The action is fantastic (it’s not violent at all) but the lack of coherence in the latter sections of the movie mean you’re just overloaded with visual sensation, skipping from shot to shot attempting to follow a story that at some point ceases to exist.

For this reason, the movie is a failure. But the special effects that are used to turn Aaron Eckhart’s Harvey Dent into “Two Face” are going to be remembered when the hangover from watching the rest of this expensive bauble has long faded.

The coin flipping routine (which glances back weakly to Javier Bardem’s Anton Chigurh in the Coen Brothers’ No Country for Old Men) is irritating but it can’t mask the nasty effect of a view of the interior of Dent’s left cheek.

The movie will probably do very well.

Sunday 17 August 2008

Martha Gellhorn - bibliography

I'm not sure if this is all there is, but there is no single resource for her books. I finished the biography recently, and the main issue with Gellhorn is whether the book is fiction or non-fiction.

So the table here shows clearly which is which. I've added some notes to the end of each entry.

Title Date Type Genre

What Mad Pursuit 1934 F Novel (Female journalist; juvenilia)
The Trouble I've Seen 1936 F Novella (Depression America)
A Stricken Field 1940 F Novel (Pre-war Czechoslovakia)
The Heart of Another 1941 F Short story
Liana 1944 F Novel
Love Goes to Press: 1947 F Drama
A Comedy in Three Acts
The Wine of Astonishment 1948 F Novel
The Honeyed Peace 1953 F Short story
Two by Two 1958 F Short story
The Face of War 1959 N Reporting
His Own Man 1961 F Novel
Pretty Tales for Tired People 1965 F Short story
Vietnam: A New Kind of War 1966 N Reporting
The Lowest Trees Have Tops 1967 N Travel
Travels With Myself and Another 1978 N Memoir
The Weather in Africa 1984 F Novella
The View From the Ground 1988 N Non-fiction
The Short Novels of 1991 F Novel (anthology)
Martha Gellhorn
The Novellas of Martha Gellhorn 1993 F Novella (anthology)

Monday 11 August 2008

Chloe Hooper's The Tall Man is a commendable work of literary journalism about the Palm Island death of an aboriginal man.

I read the book during a recent short break in Queensland and this circumstance added colour to my reading.
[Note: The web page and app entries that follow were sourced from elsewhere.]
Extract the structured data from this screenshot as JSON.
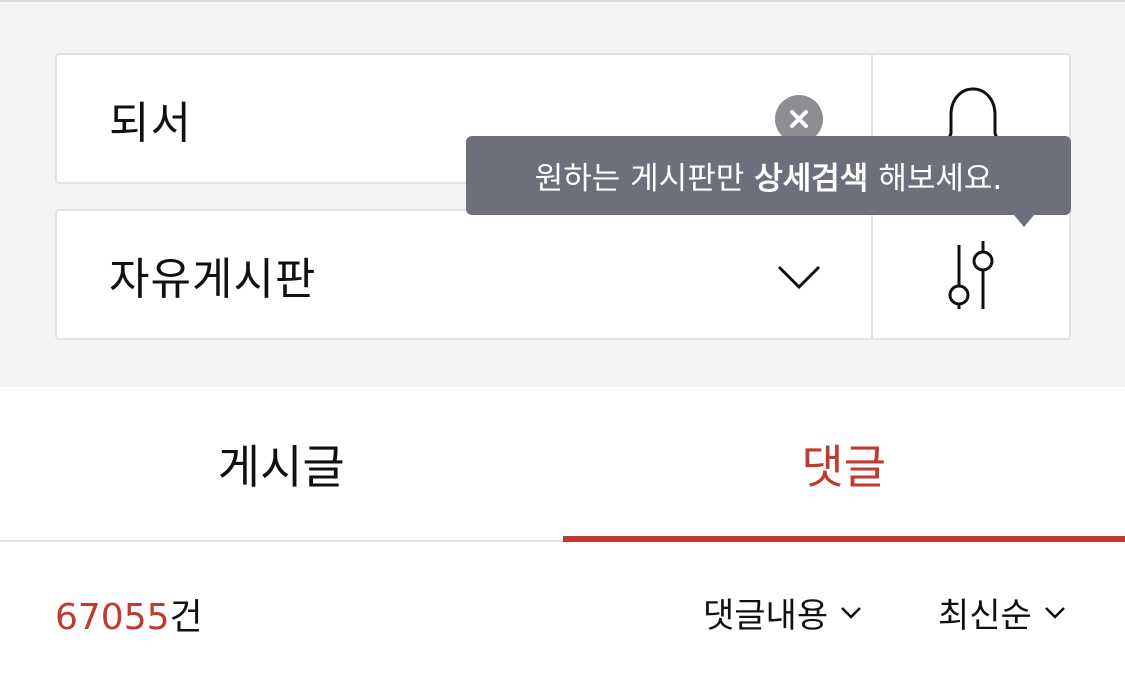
{
  "search": {
    "keyword": "되서",
    "board": "자유게시판"
  },
  "tooltip": {
    "before": "원하는 게시판만",
    "emphasis": "상세검색",
    "after": "해보세요."
  },
  "tabs": [
    {
      "label": "게시글",
      "active": false
    },
    {
      "label": "댓글",
      "active": true
    }
  ],
  "results": {
    "count": "67055",
    "unit": "건",
    "scope_label": "댓글내용",
    "order_label": "최신순"
  },
  "colors": {
    "accent": "#c13a30",
    "tooltip_bg": "#6e6f7c",
    "panel_bg": "#f4f4f6"
  }
}
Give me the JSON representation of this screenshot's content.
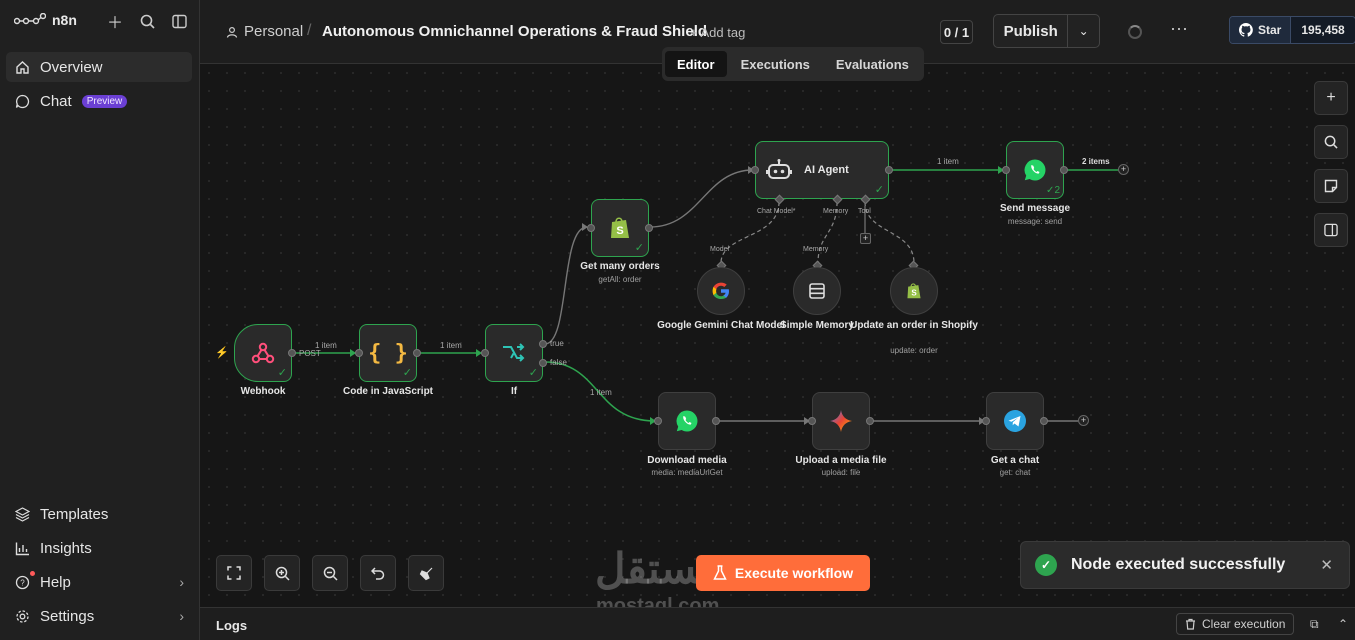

It's a little harsh to condemn northerners for lacking sophistication, and I won't do this.

Hooper goes as far, and gives to the policeman involved, Senior Sargeant Christopher Hurley, what is due to his actual good works among aborigines, especially during stints - prior to his stint at Palm Island - in the Top End.
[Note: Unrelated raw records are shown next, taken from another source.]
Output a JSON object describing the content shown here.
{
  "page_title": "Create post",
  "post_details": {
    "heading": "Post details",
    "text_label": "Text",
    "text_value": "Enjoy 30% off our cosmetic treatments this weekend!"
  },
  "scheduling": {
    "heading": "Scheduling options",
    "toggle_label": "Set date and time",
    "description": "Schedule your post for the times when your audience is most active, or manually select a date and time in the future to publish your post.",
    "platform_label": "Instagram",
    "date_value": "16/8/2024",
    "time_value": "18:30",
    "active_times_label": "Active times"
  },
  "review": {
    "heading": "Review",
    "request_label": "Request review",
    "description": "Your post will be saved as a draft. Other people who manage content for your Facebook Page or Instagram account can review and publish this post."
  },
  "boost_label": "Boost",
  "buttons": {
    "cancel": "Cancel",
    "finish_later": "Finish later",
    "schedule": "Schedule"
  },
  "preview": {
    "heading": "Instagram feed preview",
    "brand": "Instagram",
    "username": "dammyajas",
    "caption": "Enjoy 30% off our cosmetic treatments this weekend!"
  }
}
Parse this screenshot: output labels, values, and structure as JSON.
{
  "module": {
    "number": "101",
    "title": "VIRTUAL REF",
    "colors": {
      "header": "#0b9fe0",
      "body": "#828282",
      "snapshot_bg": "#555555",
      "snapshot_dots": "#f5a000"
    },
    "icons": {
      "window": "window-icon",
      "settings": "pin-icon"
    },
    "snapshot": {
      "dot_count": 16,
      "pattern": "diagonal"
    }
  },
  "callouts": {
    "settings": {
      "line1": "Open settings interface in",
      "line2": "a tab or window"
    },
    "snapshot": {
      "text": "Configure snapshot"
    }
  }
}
In a landscape where you fret for a child lest it get too close to the water - crocodiles - or too close to the bush - snakes - things that we take for granted can seem a bit precious.

Noel Pearson's familiar complaints about how unemployed aboriginal men behave need no more than a marker here. To show that we're all familiar with the 'issues'. And Hooper doesn't paper over the cracks.

What she does do is to observe the aborigines of Palm Island - especially Mulrunji Doomadgee's extended family - as though they were citizens with equal substance and standing in the community as the police who she watches at the Brisbane Broncos clubhouse mustering support for 'one of their own'.

Just prior to reading this book I finished a biography of the literary journalist Martha Gellhorn. The contrast between the 'old school' of Gellhorn - who did a lot of coverage of WWII - and Hooper's equitable method is tonic.

Gellhorn never didn't take sides. Hooper refuses to, and her book - which in her cover blurb Helen Garner says is "enthralling" and "studded with superbly observed detail" - is all the richer for it.

I actually picked up this book at Readings while in Carlton last weekend. The smooth Melbourne shimmer just added to my pleasure in reading Hooper's lovely work.

Robert Heinlein's Stranger in A Strange Land contains a 'type' of individual called a 'Fair Witness' - a highly paid, respected observer who refuses to make assumptions beyond what can be perceived.

Hooper in The Tall Man proves that she is to be Australia's next Fair Witness.